▸ Available records

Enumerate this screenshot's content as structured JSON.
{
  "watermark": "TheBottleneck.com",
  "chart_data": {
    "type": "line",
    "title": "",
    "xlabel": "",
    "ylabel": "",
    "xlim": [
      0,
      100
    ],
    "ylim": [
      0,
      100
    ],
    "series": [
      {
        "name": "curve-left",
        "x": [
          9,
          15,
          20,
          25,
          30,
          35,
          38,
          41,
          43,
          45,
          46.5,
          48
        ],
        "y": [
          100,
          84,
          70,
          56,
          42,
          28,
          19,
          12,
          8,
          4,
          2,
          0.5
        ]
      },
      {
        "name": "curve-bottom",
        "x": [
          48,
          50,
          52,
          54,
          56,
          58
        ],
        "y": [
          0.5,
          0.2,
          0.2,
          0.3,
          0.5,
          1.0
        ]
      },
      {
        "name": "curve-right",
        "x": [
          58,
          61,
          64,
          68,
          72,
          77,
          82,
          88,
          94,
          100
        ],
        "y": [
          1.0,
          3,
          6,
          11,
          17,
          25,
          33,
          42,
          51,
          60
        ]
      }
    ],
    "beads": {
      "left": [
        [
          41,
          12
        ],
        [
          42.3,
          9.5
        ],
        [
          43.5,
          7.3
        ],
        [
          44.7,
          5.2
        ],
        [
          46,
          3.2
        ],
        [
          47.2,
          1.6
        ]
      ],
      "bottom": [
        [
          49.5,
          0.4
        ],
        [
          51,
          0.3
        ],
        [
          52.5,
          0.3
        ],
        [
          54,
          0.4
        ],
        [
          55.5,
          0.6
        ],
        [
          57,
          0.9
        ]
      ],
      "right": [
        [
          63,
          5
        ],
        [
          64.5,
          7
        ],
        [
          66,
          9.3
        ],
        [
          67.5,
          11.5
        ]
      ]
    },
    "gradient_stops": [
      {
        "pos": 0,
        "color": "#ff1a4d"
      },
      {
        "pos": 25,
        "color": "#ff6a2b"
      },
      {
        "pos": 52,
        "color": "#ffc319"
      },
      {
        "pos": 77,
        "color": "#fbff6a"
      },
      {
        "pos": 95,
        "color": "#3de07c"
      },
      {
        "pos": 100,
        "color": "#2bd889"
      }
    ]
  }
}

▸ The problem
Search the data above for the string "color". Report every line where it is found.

▸ Exercise answer
        "color": "#ff1a4d"
        "color": "#ff6a2b"
        "color": "#ffc319"
        "color": "#fbff6a"
        "color": "#3de07c"
        "color": "#2bd889"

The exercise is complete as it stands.